Toronto, Ontario Travel Guide
- Canada's cultural hub, with wonderful museums and a hopping entertainment scene
- Fast and clean subway system
- Culturally diverse
- Excellent shopping and dining
- Underground shopping city for the cold months
- Its rich history can be seen in the beautiful architecture
- Extensive green areas
- Very safe
- It’s the country’s most expensive city
- Driving can be a frustrating experience due to the traffic jams and difficult, expensive parking
- Unbearably cold winters
- The subway has limited hours of operation, shutting down late at night
- Expensive taxis and slow buses
What It's Like
Despite being a sprawling city, Toronto is made for walking. You might want to pick your route before setting off to wander about its very distinct neighborhoods, but there’s so much to do and see in all of them, that you will probably want to spend a while in each. Whether you visit the Financial District, with its glass skyscrapers and bustling streets, the Victorian houses and high-end shops in Yorkville, or the art galleries and boutiques around Queen's Park and The University, you will discover that Toronto has many faces. Chic restaurants, lively pubs and cafes, beautiful architecture, great museums -- it all stands side-by-side in this modern (and expensive) city.

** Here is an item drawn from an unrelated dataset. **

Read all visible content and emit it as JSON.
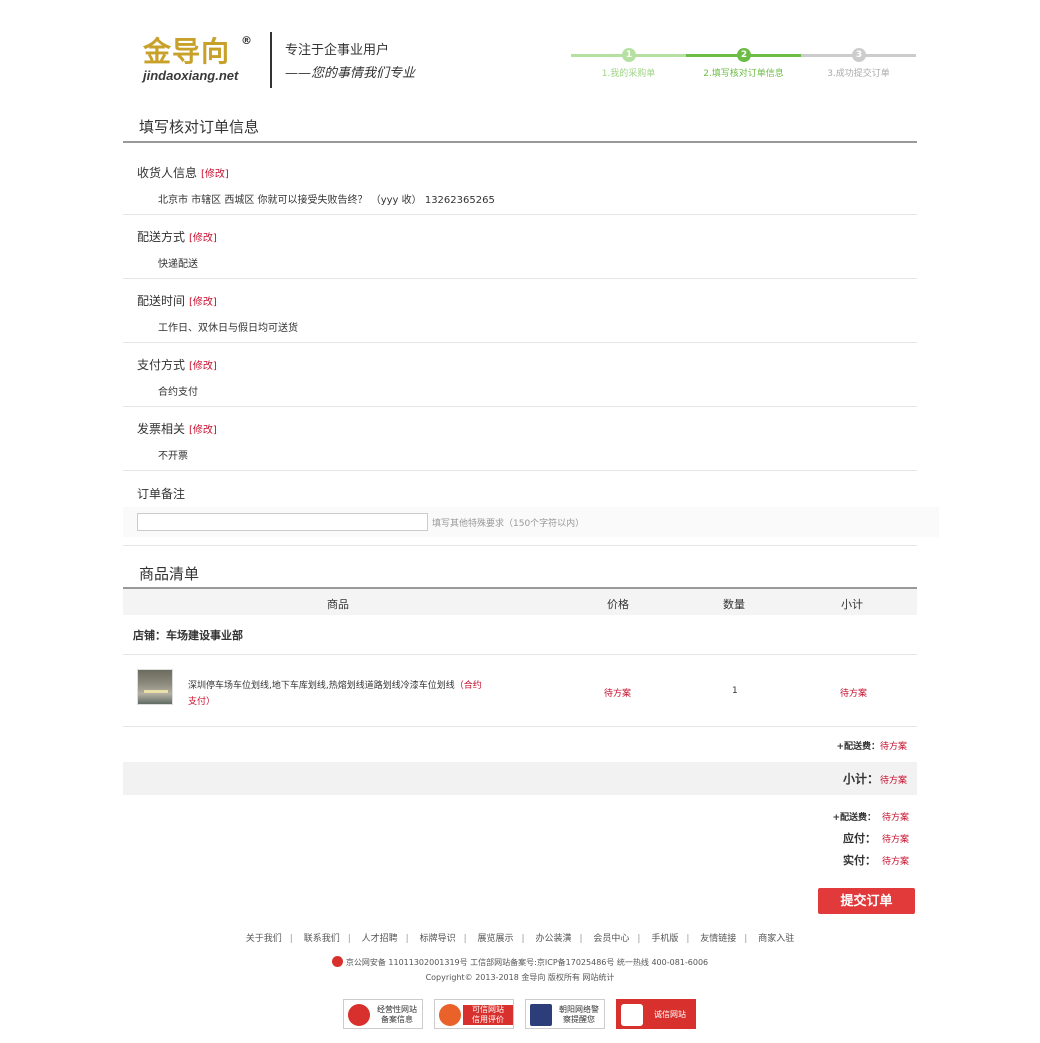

Located on the western side of Lake Ontario, Toronto is the country’s cultural and financial hub. Although it's efficient and contemporary, it's home to preserved historic sites, like the downtown campus of the University of Toronto, a vast area in the heart of the city with beautiful neo-Gothic churches and buildings.
As an alternative to driving (which can be terribly frustrating), the subway is an excellent way of exploring the town. Fast and clean, it will take you almost anywhere. (But hours of operation are limited.)
Where To Stay
Downtown Toronto includes a number of smaller but thriving neighborhoods, each with a distinct vibe. The recently revitalized Art and Design District is full of boutiques and art galleries; the Financial District is the place to be if you want to stay close to theatres, sports arenas, and popular tourist attractions. Queen’s Park and the University is full of hopping pubs, diverse restaurants, and interesting architecture. If you’ve got some extra cash to spend, the city's most luxurious hotels, and best high-end shops, are in Yorkville.
The fairly organized grid system will help you get easily from one place to the other, but here are a few tips to find your way around: Yonge Street divides East and West; Bloor Street, running along the northern border of the University of Toronto downtown campus, divides North and South.